In the records that follow, show each line where the word "bucket" is present.

+--

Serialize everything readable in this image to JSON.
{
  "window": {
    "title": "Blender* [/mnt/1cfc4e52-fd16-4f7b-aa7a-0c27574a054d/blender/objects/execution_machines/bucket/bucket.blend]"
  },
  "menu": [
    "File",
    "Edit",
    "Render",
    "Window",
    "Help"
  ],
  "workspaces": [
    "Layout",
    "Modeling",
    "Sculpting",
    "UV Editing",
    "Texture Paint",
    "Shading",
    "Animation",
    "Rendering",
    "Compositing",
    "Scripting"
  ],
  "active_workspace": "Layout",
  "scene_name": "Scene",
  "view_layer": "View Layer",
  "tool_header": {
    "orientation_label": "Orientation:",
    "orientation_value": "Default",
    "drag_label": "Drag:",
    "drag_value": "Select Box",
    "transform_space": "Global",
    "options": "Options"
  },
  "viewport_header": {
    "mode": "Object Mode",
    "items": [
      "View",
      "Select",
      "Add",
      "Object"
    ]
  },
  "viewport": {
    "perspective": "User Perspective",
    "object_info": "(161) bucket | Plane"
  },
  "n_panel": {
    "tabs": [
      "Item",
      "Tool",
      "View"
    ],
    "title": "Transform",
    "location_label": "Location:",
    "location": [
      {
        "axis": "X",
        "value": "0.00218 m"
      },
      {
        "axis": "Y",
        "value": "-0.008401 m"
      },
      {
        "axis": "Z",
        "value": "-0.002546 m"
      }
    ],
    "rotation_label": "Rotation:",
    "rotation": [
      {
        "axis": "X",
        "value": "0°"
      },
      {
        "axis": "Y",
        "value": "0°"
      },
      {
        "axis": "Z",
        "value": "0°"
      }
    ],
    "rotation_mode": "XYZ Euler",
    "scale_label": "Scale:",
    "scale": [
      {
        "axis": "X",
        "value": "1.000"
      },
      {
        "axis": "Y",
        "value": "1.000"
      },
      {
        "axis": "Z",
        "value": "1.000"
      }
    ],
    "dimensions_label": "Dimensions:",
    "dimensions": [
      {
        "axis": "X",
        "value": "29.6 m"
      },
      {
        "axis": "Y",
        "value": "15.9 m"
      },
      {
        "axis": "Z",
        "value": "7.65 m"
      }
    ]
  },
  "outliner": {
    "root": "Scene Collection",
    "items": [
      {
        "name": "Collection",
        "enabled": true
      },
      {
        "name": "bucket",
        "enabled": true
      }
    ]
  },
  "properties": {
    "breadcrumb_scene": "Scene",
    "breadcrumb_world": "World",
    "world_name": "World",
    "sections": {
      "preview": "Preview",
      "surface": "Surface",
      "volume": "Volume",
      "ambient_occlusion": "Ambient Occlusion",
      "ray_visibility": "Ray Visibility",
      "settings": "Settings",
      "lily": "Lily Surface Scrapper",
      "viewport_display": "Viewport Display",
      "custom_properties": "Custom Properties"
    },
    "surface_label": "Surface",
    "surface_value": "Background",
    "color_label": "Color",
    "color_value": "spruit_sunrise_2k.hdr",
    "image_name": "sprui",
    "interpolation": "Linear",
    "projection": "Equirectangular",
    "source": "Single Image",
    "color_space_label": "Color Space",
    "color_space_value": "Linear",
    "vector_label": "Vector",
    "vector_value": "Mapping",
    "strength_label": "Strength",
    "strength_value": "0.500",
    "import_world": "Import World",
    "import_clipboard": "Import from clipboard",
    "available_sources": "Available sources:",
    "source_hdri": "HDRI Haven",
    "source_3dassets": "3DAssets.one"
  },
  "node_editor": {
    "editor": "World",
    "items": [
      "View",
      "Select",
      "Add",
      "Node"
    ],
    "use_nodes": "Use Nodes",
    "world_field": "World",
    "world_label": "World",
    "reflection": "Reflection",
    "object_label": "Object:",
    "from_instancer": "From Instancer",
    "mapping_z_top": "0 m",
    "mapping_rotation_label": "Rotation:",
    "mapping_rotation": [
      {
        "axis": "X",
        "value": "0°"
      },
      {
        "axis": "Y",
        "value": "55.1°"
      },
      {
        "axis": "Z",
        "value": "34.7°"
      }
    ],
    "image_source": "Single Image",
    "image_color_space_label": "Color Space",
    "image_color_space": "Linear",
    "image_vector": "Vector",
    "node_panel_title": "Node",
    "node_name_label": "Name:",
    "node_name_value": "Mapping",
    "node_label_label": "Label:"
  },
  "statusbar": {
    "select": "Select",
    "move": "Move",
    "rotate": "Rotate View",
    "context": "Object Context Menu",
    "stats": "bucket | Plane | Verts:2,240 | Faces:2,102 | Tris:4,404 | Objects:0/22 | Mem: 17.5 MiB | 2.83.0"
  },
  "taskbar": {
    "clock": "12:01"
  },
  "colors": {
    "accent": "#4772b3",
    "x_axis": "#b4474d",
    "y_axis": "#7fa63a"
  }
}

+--

# Problem solution
    "title": "Blender* [/mnt/1cfc4e52-fd16-4f7b-aa7a-0c27574a054d/blender/objects/execution_machines/bucket/bucket.blend]"
    "object_info": "(161) bucket | Plane"
        "name": "bucket",
    "stats": "bucket | Plane | Verts:2,240 | Faces:2,102 | Tris:4,404 | Objects:0/22 | Mem: 17.5 MiB | 2.83.0"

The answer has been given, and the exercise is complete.